That means that the starting point for Lebanese recovery has to be the implementation what was actually agreed in the Taif Agreement more than 30 years ago, by making all appointments to the civil service apolitical and subject to administrative procedures and technical skills only. Public services in many countries today are assessed through numerous performance indicators, which make it possible to hold civil servants accountable and ensure they are directly responsive to public feedback.
Luckily, there are some good experiences from which Lebanon can learn. In Dubai, public sector institutions are evaluated directly by the public through an annual Dubai Customer Happiness Index. Elsewhere in the UAE, government agencies and departments are assessed and evaluated through professional administrative procedures, following the so-called Government Excellence Model; excellence awards and prizes are handed out annually to top performers. Political intervention becomes necessary only to ensure public service responsiveness to public expectations.
What was supposed to be a short-term exemption in a phased plan of eliminating sectarian politics became instead an entrenched political tradition
Recruitment of top civil servant jobs in Lebanon need to change immediately to become independent of political manipulation. In France, the top 800 positions in public administration are pulled from professional bodies and elite training schools, especially from the National School of Administration. In the UK, recruitment is organised autonomously by each authority in a decentralised procedure according to merit. Even where they are political appointments, as is the case in the US, checks and balances are put in place, such the requirement for approval of all presidential appointments from Congress.
In countries with weak governance systems like Lebanon, the politicisation of civil service recruitment and management has brought with it nepotism, corruption, incompetence and indifference.

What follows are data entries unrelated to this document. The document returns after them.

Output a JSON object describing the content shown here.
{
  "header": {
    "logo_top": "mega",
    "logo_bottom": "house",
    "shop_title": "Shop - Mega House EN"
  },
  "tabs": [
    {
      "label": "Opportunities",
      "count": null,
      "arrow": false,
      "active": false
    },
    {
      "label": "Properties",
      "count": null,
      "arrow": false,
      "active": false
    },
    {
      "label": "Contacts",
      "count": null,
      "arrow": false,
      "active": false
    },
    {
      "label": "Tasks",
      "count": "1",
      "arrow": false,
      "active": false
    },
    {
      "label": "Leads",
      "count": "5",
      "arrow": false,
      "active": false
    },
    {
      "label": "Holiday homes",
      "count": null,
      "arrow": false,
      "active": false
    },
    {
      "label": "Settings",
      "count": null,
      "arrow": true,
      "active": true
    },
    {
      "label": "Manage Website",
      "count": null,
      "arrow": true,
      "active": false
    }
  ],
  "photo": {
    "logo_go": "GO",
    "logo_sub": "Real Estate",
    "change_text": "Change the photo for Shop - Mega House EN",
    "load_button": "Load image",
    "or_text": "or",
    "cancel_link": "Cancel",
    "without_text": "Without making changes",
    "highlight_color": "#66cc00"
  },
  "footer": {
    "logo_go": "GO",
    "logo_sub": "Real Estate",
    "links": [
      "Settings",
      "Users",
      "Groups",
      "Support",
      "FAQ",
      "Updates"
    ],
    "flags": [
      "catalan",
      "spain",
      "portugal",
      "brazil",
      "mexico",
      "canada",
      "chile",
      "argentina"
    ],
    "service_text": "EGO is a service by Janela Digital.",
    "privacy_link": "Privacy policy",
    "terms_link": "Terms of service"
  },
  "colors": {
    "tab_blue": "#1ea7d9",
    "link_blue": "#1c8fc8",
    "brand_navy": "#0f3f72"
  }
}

Add to that the principal-agent problem that exists between some members of the political class and foreign governments and the conditions that led to the horrific explosion at Beirut’s port became self-evident.
Sami Mahroum is a senior fellow at the Issam Fares Institute for Public Policy and International Affairs at the American University of Beirut and a professor at the Free University of Brussels
Updated: August 18, 2020 01:59 PM